Sonbert's vivid color palette enhances the ritualistic nature of each action observed. Set against this lush panorama, Sonbert subverts the expectation of classic cinematography with a liberal sprinkling of avant-garde techniques. The incorporation of the materiality of film, the treatment of light, and the use of a hand-held camera, all suggest the influence of Stan Brakhage (Sonbert's "hero"). Sonbert's use of the shot as the foundation of his silent montage works parallels the use of the frame as the basic filmmaking unit in the films of Gregory Markopoulos (Sonbert's "mentor"). -- Jon Gartenberg
Lionel Twain invites the world's five greatest detectives to a 'dinner and murder'. Included are a blind butler, a deaf-mute maid, screams, spinning rooms, secret passages, false identities and more plot turns and twists than are decently allowed.
When the Nazi high command learns in late 1943 that Winston Churchill will be spending time at a country estate in Norfolk, it hatches an audacious scheme to kidnap the prime minister and spirit him to Germany for enforced negotiations with Hitler.
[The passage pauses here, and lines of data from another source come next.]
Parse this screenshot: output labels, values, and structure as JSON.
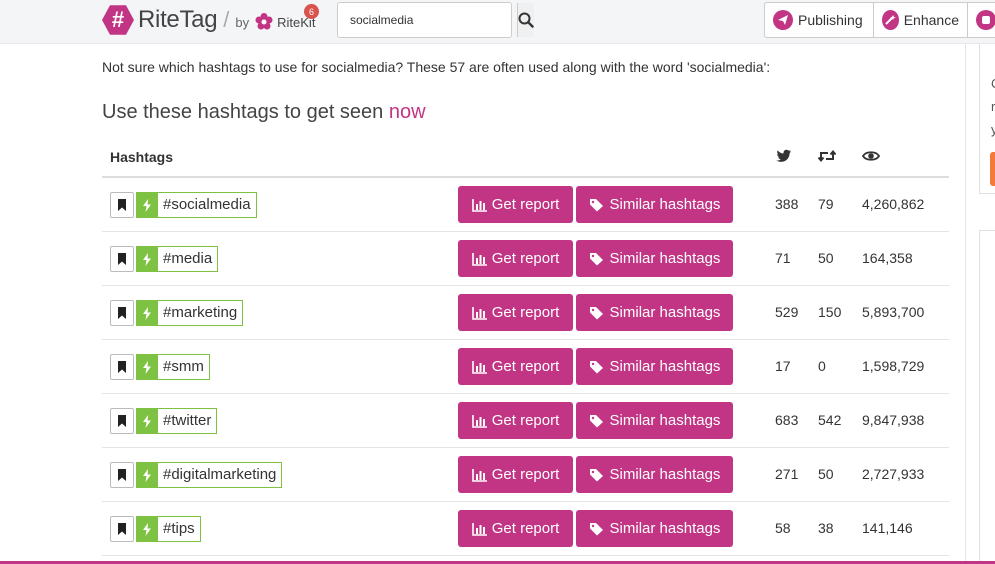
{
  "header": {
    "logo_glyph": "#",
    "logo_name": "RiteTag",
    "slash": "/",
    "by": "by",
    "ritekit_name": "RiteKit",
    "notification_count": "6",
    "search_value": "socialmedia",
    "nav": {
      "publishing": "Publishing",
      "enhance": "Enhance"
    }
  },
  "side": {
    "letters": [
      "C",
      "r",
      "y"
    ]
  },
  "content": {
    "intro": "Not sure which hashtags to use for socialmedia? These 57 are often used along with the word 'socialmedia':",
    "heading_main": "Use these hashtags to get seen ",
    "heading_accent": "now",
    "columns": {
      "hashtags": "Hashtags"
    },
    "rows": [
      {
        "tag": "#socialmedia",
        "report": "Get report",
        "similar": "Similar hashtags",
        "tweets": "388",
        "retweets": "79",
        "views": "4,260,862"
      },
      {
        "tag": "#media",
        "report": "Get report",
        "similar": "Similar hashtags",
        "tweets": "71",
        "retweets": "50",
        "views": "164,358"
      },
      {
        "tag": "#marketing",
        "report": "Get report",
        "similar": "Similar hashtags",
        "tweets": "529",
        "retweets": "150",
        "views": "5,893,700"
      },
      {
        "tag": "#smm",
        "report": "Get report",
        "similar": "Similar hashtags",
        "tweets": "17",
        "retweets": "0",
        "views": "1,598,729"
      },
      {
        "tag": "#twitter",
        "report": "Get report",
        "similar": "Similar hashtags",
        "tweets": "683",
        "retweets": "542",
        "views": "9,847,938"
      },
      {
        "tag": "#digitalmarketing",
        "report": "Get report",
        "similar": "Similar hashtags",
        "tweets": "271",
        "retweets": "50",
        "views": "2,727,933"
      },
      {
        "tag": "#tips",
        "report": "Get report",
        "similar": "Similar hashtags",
        "tweets": "58",
        "retweets": "38",
        "views": "141,146"
      }
    ]
  },
  "colors": {
    "brand": "#c13584",
    "tag_green": "#7dc242",
    "badge_red": "#d9534f"
  },
  "icons": [
    "search-icon",
    "twitter-icon",
    "retweet-icon",
    "eye-icon",
    "bookmark-icon",
    "bolt-icon",
    "bar-chart-icon",
    "tag-icon",
    "send-icon",
    "magic-icon"
  ]
}
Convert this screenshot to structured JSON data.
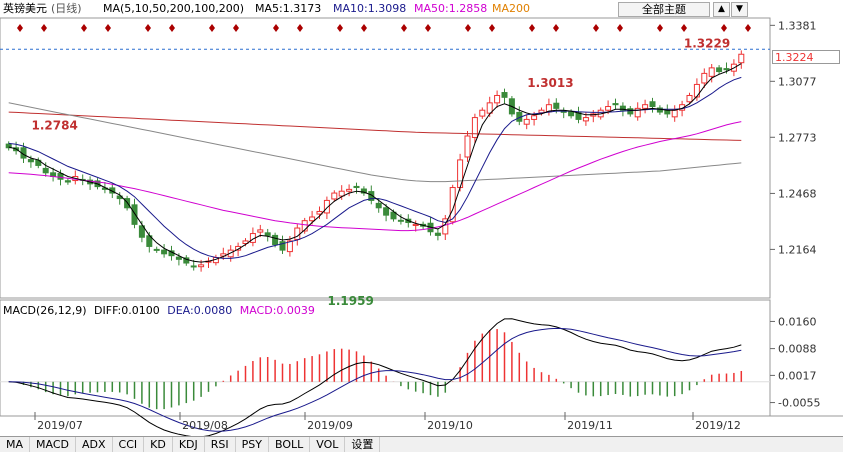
{
  "header": {
    "symbol": "英镑美元",
    "period": "(日线)",
    "ma_label": "MA(5,10,50,200,100,200)",
    "ma5": "MA5:1.3173",
    "ma10": "MA10:1.3098",
    "ma50": "MA50:1.2858",
    "ma200": "MA200",
    "theme_button": "全部主题",
    "nav_up": "▲",
    "nav_down": "▼"
  },
  "macd_legend": {
    "title": "MACD(26,12,9)",
    "diff": "DIFF:0.0100",
    "dea": "DEA:0.0080",
    "macd": "MACD:0.0039"
  },
  "price_tag": "1.3224",
  "bottom_tabs": [
    "MA",
    "MACD",
    "ADX",
    "CCI",
    "KD",
    "KDJ",
    "RSI",
    "PSY",
    "BOLL",
    "VOL",
    "设置"
  ],
  "colors": {
    "up": "#e33",
    "down": "#3a8a3a",
    "ma5": "#000000",
    "ma10": "#1a1a8c",
    "ma50": "#d000d0",
    "ma100": "#888888",
    "ma200": "#c03030",
    "grid": "#cccccc"
  },
  "chart_data": {
    "type": "candlestick",
    "price_axis": {
      "ticks": [
        1.3381,
        1.3077,
        1.2773,
        1.2468,
        1.2164
      ],
      "ylim": [
        1.19,
        1.341
      ]
    },
    "macd_axis": {
      "ticks": [
        0.016,
        0.0088,
        0.0017,
        -0.0055
      ],
      "ylim": [
        -0.008,
        0.0185
      ]
    },
    "x_labels": [
      "2019/07",
      "2019/08",
      "2019/09",
      "2019/10",
      "2019/11",
      "2019/12"
    ],
    "annotations": [
      {
        "text": "1.2784",
        "value": 1.2784
      },
      {
        "text": "1.1959",
        "value": 1.1959
      },
      {
        "text": "1.3013",
        "value": 1.3013
      },
      {
        "text": "1.3229",
        "value": 1.3229
      }
    ],
    "current_price": 1.3224,
    "close": [
      1.2716,
      1.27,
      1.266,
      1.264,
      1.262,
      1.258,
      1.256,
      1.2545,
      1.253,
      1.256,
      1.254,
      1.252,
      1.2505,
      1.249,
      1.247,
      1.244,
      1.239,
      1.23,
      1.223,
      1.218,
      1.216,
      1.214,
      1.213,
      1.211,
      1.209,
      1.207,
      1.208,
      1.21,
      1.212,
      1.214,
      1.216,
      1.218,
      1.221,
      1.225,
      1.227,
      1.224,
      1.219,
      1.216,
      1.221,
      1.228,
      1.232,
      1.234,
      1.237,
      1.243,
      1.247,
      1.248,
      1.249,
      1.25,
      1.247,
      1.243,
      1.239,
      1.235,
      1.233,
      1.232,
      1.231,
      1.23,
      1.229,
      1.226,
      1.224,
      1.233,
      1.25,
      1.265,
      1.278,
      1.288,
      1.292,
      1.296,
      1.3,
      1.299,
      1.29,
      1.286,
      1.287,
      1.289,
      1.292,
      1.295,
      1.293,
      1.291,
      1.289,
      1.287,
      1.288,
      1.29,
      1.292,
      1.294,
      1.295,
      1.292,
      1.29,
      1.293,
      1.295,
      1.294,
      1.291,
      1.29,
      1.292,
      1.295,
      1.3,
      1.306,
      1.312,
      1.315,
      1.313,
      1.314,
      1.317,
      1.3224
    ],
    "ma5": [
      1.272,
      1.271,
      1.268,
      1.266,
      1.265,
      1.262,
      1.26,
      1.258,
      1.256,
      1.255,
      1.254,
      1.253,
      1.252,
      1.25,
      1.248,
      1.246,
      1.242,
      1.236,
      1.23,
      1.224,
      1.22,
      1.217,
      1.215,
      1.213,
      1.211,
      1.21,
      1.2095,
      1.21,
      1.211,
      1.2125,
      1.2145,
      1.2165,
      1.219,
      1.222,
      1.224,
      1.2235,
      1.2225,
      1.2215,
      1.222,
      1.2235,
      1.227,
      1.231,
      1.2345,
      1.239,
      1.2425,
      1.245,
      1.247,
      1.248,
      1.2475,
      1.246,
      1.243,
      1.24,
      1.237,
      1.234,
      1.232,
      1.2305,
      1.2295,
      1.2285,
      1.2275,
      1.23,
      1.238,
      1.25,
      1.262,
      1.274,
      1.284,
      1.29,
      1.294,
      1.2955,
      1.294,
      1.292,
      1.2905,
      1.2895,
      1.29,
      1.2915,
      1.292,
      1.292,
      1.2915,
      1.2905,
      1.2895,
      1.2895,
      1.29,
      1.291,
      1.2925,
      1.2925,
      1.292,
      1.292,
      1.2925,
      1.293,
      1.2925,
      1.292,
      1.292,
      1.293,
      1.2955,
      1.2995,
      1.305,
      1.3095,
      1.3115,
      1.313,
      1.315,
      1.3173
    ],
    "ma10": [
      1.274,
      1.2735,
      1.2725,
      1.271,
      1.2695,
      1.2675,
      1.2655,
      1.2635,
      1.2615,
      1.26,
      1.2585,
      1.257,
      1.2555,
      1.254,
      1.2525,
      1.2505,
      1.248,
      1.245,
      1.241,
      1.237,
      1.233,
      1.229,
      1.2255,
      1.222,
      1.219,
      1.2165,
      1.2145,
      1.213,
      1.212,
      1.2115,
      1.2115,
      1.212,
      1.213,
      1.2145,
      1.216,
      1.2175,
      1.2185,
      1.2195,
      1.2205,
      1.2215,
      1.223,
      1.225,
      1.2275,
      1.23,
      1.233,
      1.236,
      1.239,
      1.241,
      1.243,
      1.244,
      1.244,
      1.243,
      1.2415,
      1.24,
      1.2385,
      1.237,
      1.2355,
      1.234,
      1.232,
      1.231,
      1.233,
      1.238,
      1.245,
      1.253,
      1.261,
      1.269,
      1.276,
      1.282,
      1.286,
      1.288,
      1.2895,
      1.29,
      1.2905,
      1.291,
      1.2915,
      1.2915,
      1.2915,
      1.2912,
      1.291,
      1.2908,
      1.2908,
      1.291,
      1.2912,
      1.2915,
      1.2918,
      1.292,
      1.2922,
      1.2925,
      1.2925,
      1.2925,
      1.2925,
      1.2928,
      1.294,
      1.296,
      1.2985,
      1.301,
      1.304,
      1.3065,
      1.3085,
      1.3098
    ],
    "ma50": [
      1.258,
      1.2578,
      1.2575,
      1.2572,
      1.2568,
      1.2565,
      1.256,
      1.2555,
      1.255,
      1.2545,
      1.254,
      1.2535,
      1.253,
      1.2525,
      1.2518,
      1.251,
      1.2502,
      1.2494,
      1.2485,
      1.2476,
      1.2466,
      1.2456,
      1.2446,
      1.2436,
      1.2426,
      1.2416,
      1.2406,
      1.2396,
      1.2386,
      1.2376,
      1.2368,
      1.236,
      1.2352,
      1.2344,
      1.2336,
      1.2328,
      1.232,
      1.2314,
      1.2308,
      1.2303,
      1.2298,
      1.2294,
      1.229,
      1.2287,
      1.2284,
      1.2282,
      1.228,
      1.2278,
      1.2276,
      1.2274,
      1.2272,
      1.227,
      1.2268,
      1.2266,
      1.2266,
      1.2268,
      1.2272,
      1.2278,
      1.2286,
      1.2296,
      1.2308,
      1.2322,
      1.2338,
      1.2356,
      1.2374,
      1.2392,
      1.241,
      1.2428,
      1.2446,
      1.2464,
      1.2482,
      1.25,
      1.2518,
      1.2536,
      1.2554,
      1.2572,
      1.259,
      1.2606,
      1.2622,
      1.2638,
      1.2654,
      1.2668,
      1.2682,
      1.2696,
      1.2708,
      1.272,
      1.273,
      1.274,
      1.275,
      1.2758,
      1.2766,
      1.2774,
      1.2782,
      1.2792,
      1.2804,
      1.2816,
      1.2828,
      1.284,
      1.285,
      1.2858
    ],
    "ma100": [
      1.296,
      1.2952,
      1.2944,
      1.2936,
      1.2928,
      1.292,
      1.2912,
      1.2904,
      1.2896,
      1.2888,
      1.288,
      1.2872,
      1.2864,
      1.2856,
      1.2848,
      1.284,
      1.2832,
      1.2824,
      1.2816,
      1.2808,
      1.28,
      1.2792,
      1.2784,
      1.2776,
      1.2768,
      1.276,
      1.2752,
      1.2744,
      1.2736,
      1.2728,
      1.272,
      1.2712,
      1.2704,
      1.2696,
      1.2688,
      1.268,
      1.2672,
      1.2664,
      1.2656,
      1.2648,
      1.264,
      1.2632,
      1.2624,
      1.2616,
      1.2608,
      1.26,
      1.2592,
      1.2584,
      1.2576,
      1.2568,
      1.2562,
      1.2556,
      1.255,
      1.2544,
      1.254,
      1.2536,
      1.2534,
      1.2532,
      1.2532,
      1.2532,
      1.2534,
      1.2536,
      1.2538,
      1.254,
      1.2542,
      1.2544,
      1.2546,
      1.2548,
      1.255,
      1.2552,
      1.2554,
      1.2556,
      1.2558,
      1.256,
      1.2562,
      1.2564,
      1.2566,
      1.2568,
      1.257,
      1.2572,
      1.2574,
      1.2576,
      1.2578,
      1.258,
      1.2582,
      1.2584,
      1.2586,
      1.2588,
      1.259,
      1.2594,
      1.2598,
      1.2602,
      1.2606,
      1.261,
      1.2614,
      1.2618,
      1.2622,
      1.2626,
      1.263,
      1.2634
    ],
    "ma200": [
      1.291,
      1.2908,
      1.2906,
      1.2904,
      1.2902,
      1.29,
      1.2898,
      1.2896,
      1.2894,
      1.2892,
      1.289,
      1.2888,
      1.2886,
      1.2884,
      1.2882,
      1.288,
      1.2878,
      1.2876,
      1.2874,
      1.2872,
      1.287,
      1.2868,
      1.2866,
      1.2864,
      1.2862,
      1.286,
      1.2858,
      1.2856,
      1.2854,
      1.2852,
      1.285,
      1.2848,
      1.2846,
      1.2844,
      1.2842,
      1.284,
      1.2838,
      1.2836,
      1.2834,
      1.2832,
      1.283,
      1.2828,
      1.2826,
      1.2824,
      1.2822,
      1.282,
      1.2818,
      1.2816,
      1.2814,
      1.2812,
      1.281,
      1.2808,
      1.2806,
      1.2804,
      1.2802,
      1.28,
      1.2799,
      1.2798,
      1.2797,
      1.2796,
      1.2795,
      1.2794,
      1.2793,
      1.2792,
      1.2791,
      1.279,
      1.2789,
      1.2788,
      1.2787,
      1.2786,
      1.2785,
      1.2784,
      1.2783,
      1.2782,
      1.2781,
      1.278,
      1.2779,
      1.2778,
      1.2777,
      1.2776,
      1.2775,
      1.2774,
      1.2773,
      1.2772,
      1.2771,
      1.277,
      1.2769,
      1.2768,
      1.2767,
      1.2766,
      1.2765,
      1.2764,
      1.2763,
      1.2762,
      1.2761,
      1.276,
      1.2759,
      1.2758,
      1.2757,
      1.2756
    ]
  }
}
A mentally unstable Vietnam War veteran works as a night-time taxi driver in New York City where the perceived decadence and sleaze feeds his urge for violent action, attempting to save a preadolescent prostitute in the process.